*PROBLEM TO SOLVE*:
Review the listing and copy each line that holds the word "Personal".
[RECORDS SUPPLIED]
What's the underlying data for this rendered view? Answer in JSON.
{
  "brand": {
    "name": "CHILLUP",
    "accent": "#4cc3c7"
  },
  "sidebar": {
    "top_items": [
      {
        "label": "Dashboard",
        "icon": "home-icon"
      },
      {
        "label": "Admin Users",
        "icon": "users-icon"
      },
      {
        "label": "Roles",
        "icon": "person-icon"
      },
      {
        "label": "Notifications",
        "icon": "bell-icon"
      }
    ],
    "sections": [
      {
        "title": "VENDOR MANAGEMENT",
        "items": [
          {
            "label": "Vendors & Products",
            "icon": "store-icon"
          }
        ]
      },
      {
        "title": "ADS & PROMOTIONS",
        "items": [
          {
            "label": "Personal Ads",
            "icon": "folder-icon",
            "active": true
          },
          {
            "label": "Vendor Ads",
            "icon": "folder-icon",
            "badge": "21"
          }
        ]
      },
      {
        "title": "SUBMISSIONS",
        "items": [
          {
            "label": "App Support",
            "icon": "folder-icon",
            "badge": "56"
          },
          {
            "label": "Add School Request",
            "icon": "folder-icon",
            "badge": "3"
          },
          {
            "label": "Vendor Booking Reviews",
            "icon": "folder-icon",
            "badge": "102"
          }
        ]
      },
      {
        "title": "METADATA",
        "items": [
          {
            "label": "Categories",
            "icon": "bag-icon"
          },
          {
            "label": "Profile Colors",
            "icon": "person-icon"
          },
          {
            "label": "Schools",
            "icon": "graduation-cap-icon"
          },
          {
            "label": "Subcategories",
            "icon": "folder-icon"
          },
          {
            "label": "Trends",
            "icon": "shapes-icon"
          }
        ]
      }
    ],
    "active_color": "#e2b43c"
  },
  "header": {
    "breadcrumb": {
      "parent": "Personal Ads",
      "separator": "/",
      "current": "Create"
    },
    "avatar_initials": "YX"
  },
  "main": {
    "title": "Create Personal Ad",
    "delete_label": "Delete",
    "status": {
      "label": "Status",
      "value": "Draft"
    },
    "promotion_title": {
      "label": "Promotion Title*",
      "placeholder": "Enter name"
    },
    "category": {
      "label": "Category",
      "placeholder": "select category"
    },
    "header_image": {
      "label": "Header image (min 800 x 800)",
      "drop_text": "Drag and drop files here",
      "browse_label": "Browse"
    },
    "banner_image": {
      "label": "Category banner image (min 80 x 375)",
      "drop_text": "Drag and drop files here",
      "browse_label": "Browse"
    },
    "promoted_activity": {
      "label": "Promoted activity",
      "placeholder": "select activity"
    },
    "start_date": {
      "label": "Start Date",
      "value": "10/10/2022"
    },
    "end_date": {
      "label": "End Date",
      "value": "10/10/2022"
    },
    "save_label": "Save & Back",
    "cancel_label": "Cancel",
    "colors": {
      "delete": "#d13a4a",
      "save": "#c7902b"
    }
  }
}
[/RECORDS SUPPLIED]
*SOLUTION*:
            "label": "Personal Ads",
      "parent": "Personal Ads",
    "title": "Create Personal Ad",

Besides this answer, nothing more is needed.